The result of all of this is a cheerfully upbeat and utterly tasteless musical play purporting to be about the happy home life of a brutal dictator. It opens with a lavish production of the title song, "Springtime For Hitler", which celebrates Nazi Germany crushing Europe ("Springtime for Hitler and Germany/Winter for Poland and France"). After seeing the audience's dumbfounded disbelief, Max and Leo, confident that the play will be a flop, go to a bar across the street to celebrate and get drunk. Unbeknownst to them, their attempt backfires as, after initial dumbfounded disbelief, the audience finds L.S.D.'s beatnik-like portrayal (and constant ad-libbing) to be hilarious and misinterpret the production as a satire. During intermission, some members of the audience come to the bar at which Max and Leo are drinking and rave about the play, much to Max and Leo's horror. The two decide to return to the theater after intermission to hear what the rest of the audience has to say, which echoes what the others already have said. Meanwhile, L.S.D.'s portrayal of Hitler enrages and humiliates Franz, who, after going behind the stage, untying the cable holding up the curtain and rushing out on stage, confronts the audience and rants about the treatment of his beloved play. However, someone behind the curtain manages to knock him out and remove him from the stage, and the audience assumes that Franz's rant was part of the act.
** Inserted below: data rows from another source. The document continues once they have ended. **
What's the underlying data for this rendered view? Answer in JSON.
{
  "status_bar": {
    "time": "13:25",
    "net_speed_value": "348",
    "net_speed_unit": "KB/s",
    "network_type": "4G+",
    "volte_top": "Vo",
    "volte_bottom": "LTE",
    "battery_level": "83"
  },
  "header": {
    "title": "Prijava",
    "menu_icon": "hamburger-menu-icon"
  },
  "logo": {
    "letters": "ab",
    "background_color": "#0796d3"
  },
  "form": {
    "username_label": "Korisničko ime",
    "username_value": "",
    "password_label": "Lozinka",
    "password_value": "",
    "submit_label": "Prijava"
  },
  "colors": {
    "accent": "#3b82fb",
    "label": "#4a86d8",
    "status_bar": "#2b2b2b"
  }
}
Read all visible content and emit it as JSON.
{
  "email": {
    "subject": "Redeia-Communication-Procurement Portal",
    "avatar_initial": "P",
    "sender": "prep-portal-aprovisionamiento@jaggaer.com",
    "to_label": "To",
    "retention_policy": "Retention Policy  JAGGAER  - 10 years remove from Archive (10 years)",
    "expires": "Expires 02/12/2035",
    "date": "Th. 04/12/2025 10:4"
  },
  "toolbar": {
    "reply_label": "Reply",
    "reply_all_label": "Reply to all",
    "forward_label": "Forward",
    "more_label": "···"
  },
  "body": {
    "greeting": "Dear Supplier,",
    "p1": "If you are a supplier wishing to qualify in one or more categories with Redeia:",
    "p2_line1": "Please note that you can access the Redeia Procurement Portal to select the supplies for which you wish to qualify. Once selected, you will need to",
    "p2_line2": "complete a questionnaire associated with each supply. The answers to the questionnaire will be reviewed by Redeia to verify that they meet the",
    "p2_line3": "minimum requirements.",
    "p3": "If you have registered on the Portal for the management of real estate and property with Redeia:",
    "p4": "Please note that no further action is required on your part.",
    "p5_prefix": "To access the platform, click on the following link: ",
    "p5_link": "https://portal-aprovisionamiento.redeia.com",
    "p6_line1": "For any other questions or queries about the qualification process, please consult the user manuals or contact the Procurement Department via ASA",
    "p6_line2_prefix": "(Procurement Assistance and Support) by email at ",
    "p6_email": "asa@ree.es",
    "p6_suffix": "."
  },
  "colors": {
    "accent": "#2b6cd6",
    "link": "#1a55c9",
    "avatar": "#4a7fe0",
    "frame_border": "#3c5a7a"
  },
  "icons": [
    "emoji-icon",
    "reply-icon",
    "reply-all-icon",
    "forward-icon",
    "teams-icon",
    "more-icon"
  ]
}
Springtime For Hitler is declared a smash hit, which means, of course, the investors will be expecting a larger financial return than can be paid out.

As the stunned partners turn on each other, a gun-wielding Franz confronts them, who accuses them of breaking the "Siegfried Oath". After failing to shoot Max and Leo, Franz tries to shoot himself but has run out of bullets. Leo comforts Franz while Max tries to convince Franz to kill the actors, but Leo intervenes. After a reconciliation, the three band together and decide to blow up the theater to end the production but are injured, arrested, tried, and found "incredibly guilty" by the jury. Before sentencing, Leo makes an impassioned statement praising Max (while also referring to him as "the most selfish man I have ever met in my life"), and Max tells the judge that they have learned their lesson and will not do what they did again.

In prison, Max, Leo, and Franz go back to producing a new play in prison called Prisoners of Love. However, Leo continues the same old scam of overselling shares of the play to the other prisoners (20%-30%) and even to the warden (50%).

Musical numbersEdit

  • "Flying Down to Rio" - Max
  • "America the Beautiful" - Franz
  • "Deutschland, Über Alles" - Franz
  • "A Wandering Mistrel, I" - Jack Lapidus
  • "Beautiful Dreamer" - Auditioning Hitler
  • "Haben Sie Gehurt Das Deutsche Band" - Jason Green
  • "Love Power" - L.S.D.
  • "Springtime for Hitler" - Peasants and Stormtroopers
  • "Hitler's Campaign" - L.S.D.
  • "By the Light of the Silvery Moon" - Max, Leo and Drunk
  • "Yankee Doodle Dandy" - Franz
  • "Prisoners of Love" - Prisoners

Ad blocker interference detected!


Wikia is a free-to-use site that makes money from advertising. We have a modified experience for viewers using ad blockers

Wikia is not accessible if you’ve made further modifications. Remove the custom ad blocker rule(s) and the page will load as expected.